** Problem description **
I need each line of the entries below that includes the string "Ибрагимов".

Dataset rows for apps and sites
· · ·

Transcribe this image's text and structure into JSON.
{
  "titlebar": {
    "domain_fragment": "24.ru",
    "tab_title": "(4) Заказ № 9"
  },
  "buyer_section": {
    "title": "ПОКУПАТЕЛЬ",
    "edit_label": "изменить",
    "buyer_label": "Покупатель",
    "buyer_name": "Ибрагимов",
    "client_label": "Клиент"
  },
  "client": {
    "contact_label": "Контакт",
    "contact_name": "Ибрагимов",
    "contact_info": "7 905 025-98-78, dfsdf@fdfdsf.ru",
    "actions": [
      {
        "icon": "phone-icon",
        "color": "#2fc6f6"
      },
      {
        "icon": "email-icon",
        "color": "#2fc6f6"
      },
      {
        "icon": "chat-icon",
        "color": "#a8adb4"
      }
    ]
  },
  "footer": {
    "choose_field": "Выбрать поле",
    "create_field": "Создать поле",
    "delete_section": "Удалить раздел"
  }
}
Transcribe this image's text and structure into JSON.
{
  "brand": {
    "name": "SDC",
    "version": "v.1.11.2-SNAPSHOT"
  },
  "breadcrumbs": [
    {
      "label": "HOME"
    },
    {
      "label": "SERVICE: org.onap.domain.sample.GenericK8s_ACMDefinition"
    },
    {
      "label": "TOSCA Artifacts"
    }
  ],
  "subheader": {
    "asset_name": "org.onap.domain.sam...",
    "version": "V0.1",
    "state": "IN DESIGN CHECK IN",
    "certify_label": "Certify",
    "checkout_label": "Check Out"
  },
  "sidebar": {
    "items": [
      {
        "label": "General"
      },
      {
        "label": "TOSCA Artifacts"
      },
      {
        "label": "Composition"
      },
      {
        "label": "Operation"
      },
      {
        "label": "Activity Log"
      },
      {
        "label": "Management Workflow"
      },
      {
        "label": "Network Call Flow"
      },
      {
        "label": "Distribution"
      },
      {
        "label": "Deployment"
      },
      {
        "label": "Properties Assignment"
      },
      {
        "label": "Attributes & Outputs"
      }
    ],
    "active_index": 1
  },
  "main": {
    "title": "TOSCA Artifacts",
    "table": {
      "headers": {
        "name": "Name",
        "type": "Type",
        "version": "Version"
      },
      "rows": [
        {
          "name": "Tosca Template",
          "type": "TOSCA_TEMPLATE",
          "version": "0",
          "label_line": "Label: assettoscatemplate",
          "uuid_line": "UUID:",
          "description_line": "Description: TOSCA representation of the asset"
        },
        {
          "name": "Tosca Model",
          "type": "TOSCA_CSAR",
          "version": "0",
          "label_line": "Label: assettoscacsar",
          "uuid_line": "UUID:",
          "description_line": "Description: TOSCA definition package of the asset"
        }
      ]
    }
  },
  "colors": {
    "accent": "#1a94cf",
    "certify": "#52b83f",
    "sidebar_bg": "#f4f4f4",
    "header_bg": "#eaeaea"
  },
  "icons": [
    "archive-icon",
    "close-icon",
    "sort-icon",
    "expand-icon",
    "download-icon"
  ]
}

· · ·

** Your response **
    "buyer_name": "Ибрагимов",
    "contact_name": "Ибрагимов",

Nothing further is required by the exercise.